Initial deadline for comments: 31 January 2012 [note that this has been moved back by about two months].
River Tern Sterna aurantia inhabits rivers and freshwater lakes in the Indian Subcontinent, South-East Asia and southern China, also occurring rarely on estuaries, and breeds on sandy islands (del Hoyo et al. 1996). This species is listed as being of Least Concern on the basis that it is not thought to approach the thresholds for Vulnerable under any of the IUCN criteria.
This species has an extremely large range, and hence does not approach the thresholds for Vulnerable under the range size criterion (Extent of Occurrence of less than 20,000 km2 combined with a declining or fluctuating range size, habitat extent/quality, or population size and a small number of locations or severe fragmentation). Despite the fact that the population trend appears to be decreasing, the decline is not believed to be sufficiently rapid to approach the thresholds for Vulnerable under the population trend criterion (at least a 30% decline over ten years or three generations). The population size is very large, and hence does not approach the thresholds for Vulnerable under the population size criterion (fewer than 10,000 mature individuals with a continuing decline estimated to be at least 10% over ten years or three generations, or with a specified population structure).
Despite its current Red List category, the present status of this widespread species is poorly understood. Nesting areas are vulnerable to flooding, predation and disturbance (del Hoyo et al. 1996). It has reportedly declined in abundance in Thailand, where it is now considered very rare (del Hoyo et al.1996). The species has also declined in Laos since the early 20th century, probably owing mainly to excessive human disturbance on sandbars (Thewlis et al. 1998). The multitude of hydroelectric dam projects completed, underway or planned in South-East Asia (e.g. Thewlis et al. 1998) may also threaten the species through changes to flow regime and flooding of nest-sites. In contrast, the species is now more regular in southern India than was once thought.

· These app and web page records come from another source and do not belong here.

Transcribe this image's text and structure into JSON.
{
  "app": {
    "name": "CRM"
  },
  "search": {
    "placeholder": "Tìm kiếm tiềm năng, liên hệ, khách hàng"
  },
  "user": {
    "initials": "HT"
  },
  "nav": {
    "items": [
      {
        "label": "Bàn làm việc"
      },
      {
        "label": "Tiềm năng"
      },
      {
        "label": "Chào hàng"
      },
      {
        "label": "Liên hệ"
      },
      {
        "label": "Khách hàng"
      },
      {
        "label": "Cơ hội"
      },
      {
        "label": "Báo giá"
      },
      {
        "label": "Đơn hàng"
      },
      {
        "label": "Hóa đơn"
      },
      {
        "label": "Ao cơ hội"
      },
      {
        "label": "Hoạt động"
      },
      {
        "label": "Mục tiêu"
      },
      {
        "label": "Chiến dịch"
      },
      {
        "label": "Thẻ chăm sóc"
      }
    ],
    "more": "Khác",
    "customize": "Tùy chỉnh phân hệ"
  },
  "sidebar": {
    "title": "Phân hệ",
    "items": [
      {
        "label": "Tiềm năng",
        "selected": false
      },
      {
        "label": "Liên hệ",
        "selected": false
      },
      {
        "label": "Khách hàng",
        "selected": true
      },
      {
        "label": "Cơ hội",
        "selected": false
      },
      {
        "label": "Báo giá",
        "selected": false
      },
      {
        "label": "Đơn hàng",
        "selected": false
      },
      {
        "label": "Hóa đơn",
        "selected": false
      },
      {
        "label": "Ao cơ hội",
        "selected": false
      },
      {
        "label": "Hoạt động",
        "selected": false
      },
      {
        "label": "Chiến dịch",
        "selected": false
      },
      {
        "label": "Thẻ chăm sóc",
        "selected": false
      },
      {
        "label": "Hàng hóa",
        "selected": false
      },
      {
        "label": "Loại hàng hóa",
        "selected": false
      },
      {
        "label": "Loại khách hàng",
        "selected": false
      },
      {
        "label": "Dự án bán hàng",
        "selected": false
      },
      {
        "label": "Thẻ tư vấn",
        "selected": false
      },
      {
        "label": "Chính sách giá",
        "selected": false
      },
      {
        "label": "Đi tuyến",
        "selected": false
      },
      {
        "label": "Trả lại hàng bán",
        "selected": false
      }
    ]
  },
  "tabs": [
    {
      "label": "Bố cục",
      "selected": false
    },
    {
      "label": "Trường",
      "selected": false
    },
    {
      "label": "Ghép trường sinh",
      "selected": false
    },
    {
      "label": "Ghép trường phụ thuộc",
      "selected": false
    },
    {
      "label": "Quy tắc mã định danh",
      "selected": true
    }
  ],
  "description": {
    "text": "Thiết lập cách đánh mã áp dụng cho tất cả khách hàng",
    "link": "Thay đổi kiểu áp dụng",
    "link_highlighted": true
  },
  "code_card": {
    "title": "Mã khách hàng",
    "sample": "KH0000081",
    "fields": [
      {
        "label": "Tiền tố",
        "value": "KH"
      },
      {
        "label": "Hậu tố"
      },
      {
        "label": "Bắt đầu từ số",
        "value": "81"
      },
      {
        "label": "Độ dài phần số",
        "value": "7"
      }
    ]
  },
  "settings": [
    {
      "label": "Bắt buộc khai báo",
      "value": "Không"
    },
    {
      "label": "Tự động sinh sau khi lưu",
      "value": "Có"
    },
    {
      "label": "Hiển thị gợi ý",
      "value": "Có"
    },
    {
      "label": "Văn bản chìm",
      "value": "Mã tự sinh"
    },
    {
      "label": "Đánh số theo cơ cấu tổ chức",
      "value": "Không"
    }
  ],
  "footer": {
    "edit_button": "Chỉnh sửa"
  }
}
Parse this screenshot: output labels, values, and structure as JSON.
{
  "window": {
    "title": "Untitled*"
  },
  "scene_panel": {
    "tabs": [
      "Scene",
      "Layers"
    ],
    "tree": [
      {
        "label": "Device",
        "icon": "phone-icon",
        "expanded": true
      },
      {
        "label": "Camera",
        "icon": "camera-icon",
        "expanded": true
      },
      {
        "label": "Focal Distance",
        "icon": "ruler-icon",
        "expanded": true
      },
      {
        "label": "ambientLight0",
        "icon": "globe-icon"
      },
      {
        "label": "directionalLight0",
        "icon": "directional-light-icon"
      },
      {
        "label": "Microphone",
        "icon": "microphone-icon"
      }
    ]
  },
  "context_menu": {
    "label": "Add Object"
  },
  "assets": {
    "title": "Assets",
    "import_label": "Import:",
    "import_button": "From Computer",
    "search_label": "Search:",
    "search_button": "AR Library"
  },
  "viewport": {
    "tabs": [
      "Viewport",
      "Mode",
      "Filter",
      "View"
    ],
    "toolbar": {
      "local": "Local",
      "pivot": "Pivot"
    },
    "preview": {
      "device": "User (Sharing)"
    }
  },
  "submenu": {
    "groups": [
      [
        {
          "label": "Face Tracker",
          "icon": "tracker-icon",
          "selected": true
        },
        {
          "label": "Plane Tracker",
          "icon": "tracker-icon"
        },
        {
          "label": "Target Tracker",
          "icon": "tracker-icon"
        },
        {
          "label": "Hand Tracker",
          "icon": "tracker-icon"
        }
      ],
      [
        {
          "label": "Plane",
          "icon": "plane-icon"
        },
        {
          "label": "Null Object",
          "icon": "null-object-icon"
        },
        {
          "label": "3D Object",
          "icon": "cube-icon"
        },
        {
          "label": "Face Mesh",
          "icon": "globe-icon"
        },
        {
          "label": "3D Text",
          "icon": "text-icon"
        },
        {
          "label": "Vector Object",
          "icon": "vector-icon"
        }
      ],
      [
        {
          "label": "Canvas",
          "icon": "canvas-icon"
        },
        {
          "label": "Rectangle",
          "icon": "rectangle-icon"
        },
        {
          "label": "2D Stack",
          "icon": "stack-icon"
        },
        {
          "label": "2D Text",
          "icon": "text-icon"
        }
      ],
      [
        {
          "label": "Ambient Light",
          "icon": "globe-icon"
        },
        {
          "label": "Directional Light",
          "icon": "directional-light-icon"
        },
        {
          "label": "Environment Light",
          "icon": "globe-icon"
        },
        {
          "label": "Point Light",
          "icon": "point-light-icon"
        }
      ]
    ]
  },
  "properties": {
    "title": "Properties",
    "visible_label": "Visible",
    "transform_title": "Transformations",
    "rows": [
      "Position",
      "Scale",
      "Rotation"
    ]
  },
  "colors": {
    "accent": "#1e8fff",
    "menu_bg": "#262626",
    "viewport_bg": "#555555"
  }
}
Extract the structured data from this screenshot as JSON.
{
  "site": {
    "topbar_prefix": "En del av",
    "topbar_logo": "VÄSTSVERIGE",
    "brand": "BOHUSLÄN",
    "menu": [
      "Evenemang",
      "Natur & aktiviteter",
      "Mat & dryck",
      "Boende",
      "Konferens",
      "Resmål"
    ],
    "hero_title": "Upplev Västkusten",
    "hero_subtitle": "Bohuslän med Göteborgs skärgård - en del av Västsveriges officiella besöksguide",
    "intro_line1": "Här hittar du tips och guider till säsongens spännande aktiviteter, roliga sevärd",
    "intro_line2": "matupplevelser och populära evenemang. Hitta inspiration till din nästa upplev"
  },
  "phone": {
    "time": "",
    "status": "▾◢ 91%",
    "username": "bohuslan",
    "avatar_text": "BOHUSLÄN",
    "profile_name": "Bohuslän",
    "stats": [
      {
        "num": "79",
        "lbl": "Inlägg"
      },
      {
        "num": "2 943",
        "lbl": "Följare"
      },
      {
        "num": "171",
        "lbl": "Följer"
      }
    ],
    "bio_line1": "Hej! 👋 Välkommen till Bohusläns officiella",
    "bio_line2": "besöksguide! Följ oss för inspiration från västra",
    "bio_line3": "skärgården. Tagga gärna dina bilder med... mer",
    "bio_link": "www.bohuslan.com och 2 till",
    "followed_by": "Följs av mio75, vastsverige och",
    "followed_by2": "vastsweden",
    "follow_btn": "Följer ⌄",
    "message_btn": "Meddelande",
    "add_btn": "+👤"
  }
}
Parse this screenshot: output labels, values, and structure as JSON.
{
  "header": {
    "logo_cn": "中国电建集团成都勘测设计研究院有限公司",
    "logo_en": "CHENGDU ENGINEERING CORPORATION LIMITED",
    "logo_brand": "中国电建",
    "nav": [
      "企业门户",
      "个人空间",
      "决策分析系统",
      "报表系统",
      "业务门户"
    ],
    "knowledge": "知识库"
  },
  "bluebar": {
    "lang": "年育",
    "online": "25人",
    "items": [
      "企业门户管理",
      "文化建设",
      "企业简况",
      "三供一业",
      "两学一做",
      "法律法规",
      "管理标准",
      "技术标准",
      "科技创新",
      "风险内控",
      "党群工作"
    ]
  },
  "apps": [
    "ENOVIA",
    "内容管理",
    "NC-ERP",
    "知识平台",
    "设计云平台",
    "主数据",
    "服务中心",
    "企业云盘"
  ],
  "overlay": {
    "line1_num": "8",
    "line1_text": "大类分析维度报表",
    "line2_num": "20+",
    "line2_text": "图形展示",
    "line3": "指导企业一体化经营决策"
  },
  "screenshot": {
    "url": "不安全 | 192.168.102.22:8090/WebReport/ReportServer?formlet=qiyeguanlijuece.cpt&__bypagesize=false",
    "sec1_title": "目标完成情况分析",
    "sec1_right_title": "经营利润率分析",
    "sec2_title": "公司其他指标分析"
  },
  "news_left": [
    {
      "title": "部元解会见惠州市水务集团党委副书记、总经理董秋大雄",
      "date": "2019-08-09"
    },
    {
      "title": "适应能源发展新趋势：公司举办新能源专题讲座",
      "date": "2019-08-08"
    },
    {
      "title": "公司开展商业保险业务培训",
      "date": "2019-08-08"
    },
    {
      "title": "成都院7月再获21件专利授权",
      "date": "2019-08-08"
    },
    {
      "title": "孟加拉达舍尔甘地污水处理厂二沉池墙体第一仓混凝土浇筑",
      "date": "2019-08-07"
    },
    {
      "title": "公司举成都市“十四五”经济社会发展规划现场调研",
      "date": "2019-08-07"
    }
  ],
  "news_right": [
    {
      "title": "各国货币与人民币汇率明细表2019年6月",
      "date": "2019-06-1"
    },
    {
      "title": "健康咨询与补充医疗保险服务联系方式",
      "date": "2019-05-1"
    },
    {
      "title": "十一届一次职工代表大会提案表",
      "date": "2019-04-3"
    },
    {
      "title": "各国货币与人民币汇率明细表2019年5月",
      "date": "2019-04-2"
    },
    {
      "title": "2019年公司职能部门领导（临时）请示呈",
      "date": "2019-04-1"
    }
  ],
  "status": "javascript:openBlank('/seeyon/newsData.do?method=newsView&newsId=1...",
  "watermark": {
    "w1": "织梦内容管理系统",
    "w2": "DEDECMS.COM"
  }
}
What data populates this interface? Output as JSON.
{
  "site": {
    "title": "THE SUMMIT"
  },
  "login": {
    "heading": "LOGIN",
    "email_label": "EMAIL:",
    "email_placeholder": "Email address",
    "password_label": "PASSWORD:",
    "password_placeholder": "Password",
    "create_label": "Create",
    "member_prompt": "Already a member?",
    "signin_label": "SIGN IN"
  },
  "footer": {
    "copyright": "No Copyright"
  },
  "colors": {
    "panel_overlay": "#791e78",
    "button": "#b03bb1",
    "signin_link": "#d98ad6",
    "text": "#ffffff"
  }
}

Further information on this species is requested, with particular emphasis on population trends and details of potential threats. If the available evidence suggests that the overall rate of decline has approached 30% (typically 20-29%) over the past three generations, estimated by BirdLife to be c.30 years in this species, then it may be eligible for uplisting to Near Threatened under the A criterion. If evidence supports the suspicion of a decline of at least 30% over the past 30 years the species could qualify for uplisting to Vulnerable.
del Hoyo, J., Elliott, A. and Sargatal, J. (1996) Handbook of the birds of the world, Vol 3: Hoatzin to Auks. Barcelona, Spain: Lynx Edicions.
Thewlis, R. M., Timmins, R. J., Evans, T. D. and Duckworth, J. W. (1998) The conservation status of birds in Laos: a review of key species. Bird Conserv. Int. 8 (Suppl.): 1-159.